*** Input records Section Begins ***

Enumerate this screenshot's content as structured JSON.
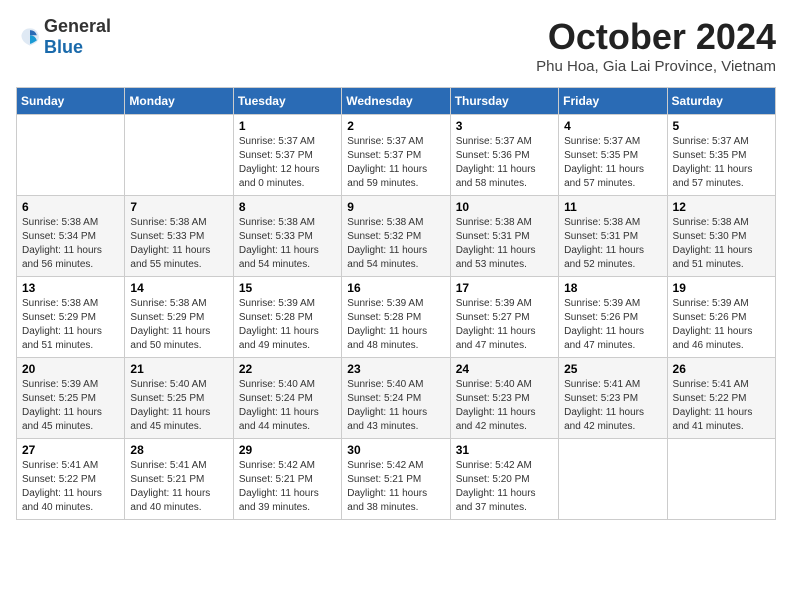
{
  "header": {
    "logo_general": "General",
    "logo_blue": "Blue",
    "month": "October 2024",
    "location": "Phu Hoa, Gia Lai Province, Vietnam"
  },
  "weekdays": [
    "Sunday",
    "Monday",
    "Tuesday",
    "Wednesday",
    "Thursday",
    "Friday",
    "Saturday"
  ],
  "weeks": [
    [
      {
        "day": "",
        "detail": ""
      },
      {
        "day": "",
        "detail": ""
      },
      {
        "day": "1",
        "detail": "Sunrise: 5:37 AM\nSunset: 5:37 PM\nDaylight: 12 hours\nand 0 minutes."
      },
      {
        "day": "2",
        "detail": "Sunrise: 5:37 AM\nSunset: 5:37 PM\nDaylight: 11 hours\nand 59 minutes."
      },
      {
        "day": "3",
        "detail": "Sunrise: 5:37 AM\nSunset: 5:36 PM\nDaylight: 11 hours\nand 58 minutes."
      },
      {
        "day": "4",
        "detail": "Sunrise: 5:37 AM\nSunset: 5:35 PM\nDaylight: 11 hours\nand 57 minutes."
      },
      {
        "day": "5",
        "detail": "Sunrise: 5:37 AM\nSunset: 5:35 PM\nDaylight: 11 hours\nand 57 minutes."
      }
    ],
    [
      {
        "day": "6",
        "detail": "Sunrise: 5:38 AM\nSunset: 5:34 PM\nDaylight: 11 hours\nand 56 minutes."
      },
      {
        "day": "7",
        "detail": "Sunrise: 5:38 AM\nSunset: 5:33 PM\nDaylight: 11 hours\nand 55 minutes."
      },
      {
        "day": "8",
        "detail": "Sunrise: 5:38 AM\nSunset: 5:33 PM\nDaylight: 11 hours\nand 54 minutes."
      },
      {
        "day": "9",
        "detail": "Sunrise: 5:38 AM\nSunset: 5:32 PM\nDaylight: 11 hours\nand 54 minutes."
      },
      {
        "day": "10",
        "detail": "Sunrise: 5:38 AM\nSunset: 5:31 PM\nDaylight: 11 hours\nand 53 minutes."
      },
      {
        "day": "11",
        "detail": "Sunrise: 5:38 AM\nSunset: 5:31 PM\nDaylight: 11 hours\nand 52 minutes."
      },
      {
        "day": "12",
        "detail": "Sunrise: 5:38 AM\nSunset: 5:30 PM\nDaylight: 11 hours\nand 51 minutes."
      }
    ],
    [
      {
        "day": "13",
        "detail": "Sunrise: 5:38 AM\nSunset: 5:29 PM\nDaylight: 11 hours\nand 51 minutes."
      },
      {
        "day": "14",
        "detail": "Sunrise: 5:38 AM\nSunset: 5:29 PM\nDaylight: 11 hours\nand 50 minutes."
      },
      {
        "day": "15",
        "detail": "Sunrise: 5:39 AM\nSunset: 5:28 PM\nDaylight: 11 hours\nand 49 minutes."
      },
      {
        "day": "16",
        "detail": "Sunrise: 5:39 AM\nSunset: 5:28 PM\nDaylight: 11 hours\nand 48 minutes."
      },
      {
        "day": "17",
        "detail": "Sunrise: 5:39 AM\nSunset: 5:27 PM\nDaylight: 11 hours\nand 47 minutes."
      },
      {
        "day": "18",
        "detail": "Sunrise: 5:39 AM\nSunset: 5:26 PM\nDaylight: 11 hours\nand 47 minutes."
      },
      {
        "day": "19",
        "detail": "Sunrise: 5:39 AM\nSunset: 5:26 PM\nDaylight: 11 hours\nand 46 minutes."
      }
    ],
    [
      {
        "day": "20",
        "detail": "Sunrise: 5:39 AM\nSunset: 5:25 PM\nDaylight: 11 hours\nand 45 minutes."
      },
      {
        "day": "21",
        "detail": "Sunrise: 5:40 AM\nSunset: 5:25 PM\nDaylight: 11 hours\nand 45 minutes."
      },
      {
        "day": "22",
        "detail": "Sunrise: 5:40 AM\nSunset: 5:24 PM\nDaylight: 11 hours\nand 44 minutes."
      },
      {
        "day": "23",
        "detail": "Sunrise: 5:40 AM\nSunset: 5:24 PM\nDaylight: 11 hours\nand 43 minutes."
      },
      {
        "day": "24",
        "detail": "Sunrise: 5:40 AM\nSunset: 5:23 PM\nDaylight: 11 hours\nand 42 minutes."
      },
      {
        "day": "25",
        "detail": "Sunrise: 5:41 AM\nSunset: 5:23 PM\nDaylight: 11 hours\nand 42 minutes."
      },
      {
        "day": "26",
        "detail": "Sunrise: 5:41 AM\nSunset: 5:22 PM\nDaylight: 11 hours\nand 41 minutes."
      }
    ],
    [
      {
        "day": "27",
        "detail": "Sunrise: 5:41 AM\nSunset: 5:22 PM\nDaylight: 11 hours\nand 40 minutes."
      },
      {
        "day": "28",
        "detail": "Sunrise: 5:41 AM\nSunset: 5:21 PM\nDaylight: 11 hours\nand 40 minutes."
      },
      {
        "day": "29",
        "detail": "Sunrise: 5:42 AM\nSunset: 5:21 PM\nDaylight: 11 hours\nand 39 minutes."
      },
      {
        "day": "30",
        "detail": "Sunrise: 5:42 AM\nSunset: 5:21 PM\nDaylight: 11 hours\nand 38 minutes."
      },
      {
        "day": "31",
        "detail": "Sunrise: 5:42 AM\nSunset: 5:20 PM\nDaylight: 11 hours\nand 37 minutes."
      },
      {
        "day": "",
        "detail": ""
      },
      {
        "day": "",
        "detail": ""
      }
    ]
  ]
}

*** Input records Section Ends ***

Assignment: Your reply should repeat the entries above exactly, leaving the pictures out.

Output:
Enumerate this screenshot's content as structured JSON.
{
  "header": {
    "logo_general": "General",
    "logo_blue": "Blue",
    "month": "October 2024",
    "location": "Phu Hoa, Gia Lai Province, Vietnam"
  },
  "weekdays": [
    "Sunday",
    "Monday",
    "Tuesday",
    "Wednesday",
    "Thursday",
    "Friday",
    "Saturday"
  ],
  "weeks": [
    [
      {
        "day": "",
        "detail": ""
      },
      {
        "day": "",
        "detail": ""
      },
      {
        "day": "1",
        "detail": "Sunrise: 5:37 AM\nSunset: 5:37 PM\nDaylight: 12 hours\nand 0 minutes."
      },
      {
        "day": "2",
        "detail": "Sunrise: 5:37 AM\nSunset: 5:37 PM\nDaylight: 11 hours\nand 59 minutes."
      },
      {
        "day": "3",
        "detail": "Sunrise: 5:37 AM\nSunset: 5:36 PM\nDaylight: 11 hours\nand 58 minutes."
      },
      {
        "day": "4",
        "detail": "Sunrise: 5:37 AM\nSunset: 5:35 PM\nDaylight: 11 hours\nand 57 minutes."
      },
      {
        "day": "5",
        "detail": "Sunrise: 5:37 AM\nSunset: 5:35 PM\nDaylight: 11 hours\nand 57 minutes."
      }
    ],
    [
      {
        "day": "6",
        "detail": "Sunrise: 5:38 AM\nSunset: 5:34 PM\nDaylight: 11 hours\nand 56 minutes."
      },
      {
        "day": "7",
        "detail": "Sunrise: 5:38 AM\nSunset: 5:33 PM\nDaylight: 11 hours\nand 55 minutes."
      },
      {
        "day": "8",
        "detail": "Sunrise: 5:38 AM\nSunset: 5:33 PM\nDaylight: 11 hours\nand 54 minutes."
      },
      {
        "day": "9",
        "detail": "Sunrise: 5:38 AM\nSunset: 5:32 PM\nDaylight: 11 hours\nand 54 minutes."
      },
      {
        "day": "10",
        "detail": "Sunrise: 5:38 AM\nSunset: 5:31 PM\nDaylight: 11 hours\nand 53 minutes."
      },
      {
        "day": "11",
        "detail": "Sunrise: 5:38 AM\nSunset: 5:31 PM\nDaylight: 11 hours\nand 52 minutes."
      },
      {
        "day": "12",
        "detail": "Sunrise: 5:38 AM\nSunset: 5:30 PM\nDaylight: 11 hours\nand 51 minutes."
      }
    ],
    [
      {
        "day": "13",
        "detail": "Sunrise: 5:38 AM\nSunset: 5:29 PM\nDaylight: 11 hours\nand 51 minutes."
      },
      {
        "day": "14",
        "detail": "Sunrise: 5:38 AM\nSunset: 5:29 PM\nDaylight: 11 hours\nand 50 minutes."
      },
      {
        "day": "15",
        "detail": "Sunrise: 5:39 AM\nSunset: 5:28 PM\nDaylight: 11 hours\nand 49 minutes."
      },
      {
        "day": "16",
        "detail": "Sunrise: 5:39 AM\nSunset: 5:28 PM\nDaylight: 11 hours\nand 48 minutes."
      },
      {
        "day": "17",
        "detail": "Sunrise: 5:39 AM\nSunset: 5:27 PM\nDaylight: 11 hours\nand 47 minutes."
      },
      {
        "day": "18",
        "detail": "Sunrise: 5:39 AM\nSunset: 5:26 PM\nDaylight: 11 hours\nand 47 minutes."
      },
      {
        "day": "19",
        "detail": "Sunrise: 5:39 AM\nSunset: 5:26 PM\nDaylight: 11 hours\nand 46 minutes."
      }
    ],
    [
      {
        "day": "20",
        "detail": "Sunrise: 5:39 AM\nSunset: 5:25 PM\nDaylight: 11 hours\nand 45 minutes."
      },
      {
        "day": "21",
        "detail": "Sunrise: 5:40 AM\nSunset: 5:25 PM\nDaylight: 11 hours\nand 45 minutes."
      },
      {
        "day": "22",
        "detail": "Sunrise: 5:40 AM\nSunset: 5:24 PM\nDaylight: 11 hours\nand 44 minutes."
      },
      {
        "day": "23",
        "detail": "Sunrise: 5:40 AM\nSunset: 5:24 PM\nDaylight: 11 hours\nand 43 minutes."
      },
      {
        "day": "24",
        "detail": "Sunrise: 5:40 AM\nSunset: 5:23 PM\nDaylight: 11 hours\nand 42 minutes."
      },
      {
        "day": "25",
        "detail": "Sunrise: 5:41 AM\nSunset: 5:23 PM\nDaylight: 11 hours\nand 42 minutes."
      },
      {
        "day": "26",
        "detail": "Sunrise: 5:41 AM\nSunset: 5:22 PM\nDaylight: 11 hours\nand 41 minutes."
      }
    ],
    [
      {
        "day": "27",
        "detail": "Sunrise: 5:41 AM\nSunset: 5:22 PM\nDaylight: 11 hours\nand 40 minutes."
      },
      {
        "day": "28",
        "detail": "Sunrise: 5:41 AM\nSunset: 5:21 PM\nDaylight: 11 hours\nand 40 minutes."
      },
      {
        "day": "29",
        "detail": "Sunrise: 5:42 AM\nSunset: 5:21 PM\nDaylight: 11 hours\nand 39 minutes."
      },
      {
        "day": "30",
        "detail": "Sunrise: 5:42 AM\nSunset: 5:21 PM\nDaylight: 11 hours\nand 38 minutes."
      },
      {
        "day": "31",
        "detail": "Sunrise: 5:42 AM\nSunset: 5:20 PM\nDaylight: 11 hours\nand 37 minutes."
      },
      {
        "day": "",
        "detail": ""
      },
      {
        "day": "",
        "detail": ""
      }
    ]
  ]
}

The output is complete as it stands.